Eva and Jan Fr. Mack
Wed 3 Nov 2010 16:00
Wine tasting is over. We are sailing again. The start was cautious: Sausalito to Half Moon Bay. That is still close to San Francisco, but on the ocean side - only 25 miles. We stayed there waiting for northerly winds and for our wind generator that was being repaired in Arizona. Four to five days made us part of the local community. Here we met Ed and Mary, a very nice local couple planning their next cruise. They took us to a very good restaurant for an excellent meal. Oddly enough we may meet Ed again in Oslo in December when he is visiting at the university at Ås close to Oslo (he is working in biotech). Here we met Sid and Sandra planning to sail to Galapagos - Sids lifelong dream. Sandra needed some convincing that a 32' boat was the best way to get there. And we met Arne and Ann-Mari, he a local fisherman from Bergen, Norway, and she from Stockholm, Sweden. They had made a very good life for themselves in California, but visit Scandinavia once a year.
Not least, the San Francisco Giants won the baseball world series beating Texas Rangers in the finals. For a Californian it is extra nice that both presidents Bush were watching. It does not matter one bit to the locals that only American teams participate. We have now moved again, this time to Monteray, the once capital of California. The sailing down here was great most of the way with Necessity doing better than eight knots. We came in at 2 in the morning and were fumbling around in the dark when a bright light beam found us. The harbor master was up and guided us to an easy slip. The only problem; a huge sea lion had picked the same pontoon as his spot for the night. His load protests when he had to share reverberated among hundred of other sea lions in the harbour. Sea lions are really load.

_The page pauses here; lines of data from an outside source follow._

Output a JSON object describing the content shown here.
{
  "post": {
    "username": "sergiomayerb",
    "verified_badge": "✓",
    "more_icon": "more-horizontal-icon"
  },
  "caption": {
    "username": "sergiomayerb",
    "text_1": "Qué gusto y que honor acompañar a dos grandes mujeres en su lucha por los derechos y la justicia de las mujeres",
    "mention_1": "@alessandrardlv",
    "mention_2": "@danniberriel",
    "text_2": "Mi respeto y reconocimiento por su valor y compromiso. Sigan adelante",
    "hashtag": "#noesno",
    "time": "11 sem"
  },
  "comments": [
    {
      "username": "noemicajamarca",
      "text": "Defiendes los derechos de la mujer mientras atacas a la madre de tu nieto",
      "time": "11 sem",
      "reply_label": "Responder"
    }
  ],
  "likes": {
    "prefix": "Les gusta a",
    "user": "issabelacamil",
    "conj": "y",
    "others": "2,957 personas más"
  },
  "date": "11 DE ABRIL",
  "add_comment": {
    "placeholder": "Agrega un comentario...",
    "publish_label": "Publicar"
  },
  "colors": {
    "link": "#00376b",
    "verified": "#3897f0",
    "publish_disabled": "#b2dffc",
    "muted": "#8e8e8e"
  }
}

They are not the only wild life here. Quite a few sea otters use the pontoons to give their babies swimming lessons. Today we sat and watched in amazement a mother and baby only a few meters away. We can now tell you that the very young do float, but they are not great swimmers. The mother stays close and urges the baby to swim, then takes her young up on the pontoon to dry and for a lot of grooming. Then they try again. It looks like hard work. This is one area were the US differs from Europe. We are in the middle of a town in a densely populated, very rich state, and there is wildlife like we were in the wilderness. Rather more wildlife actually than the wilderness back in Norway. We still experience something "to write about".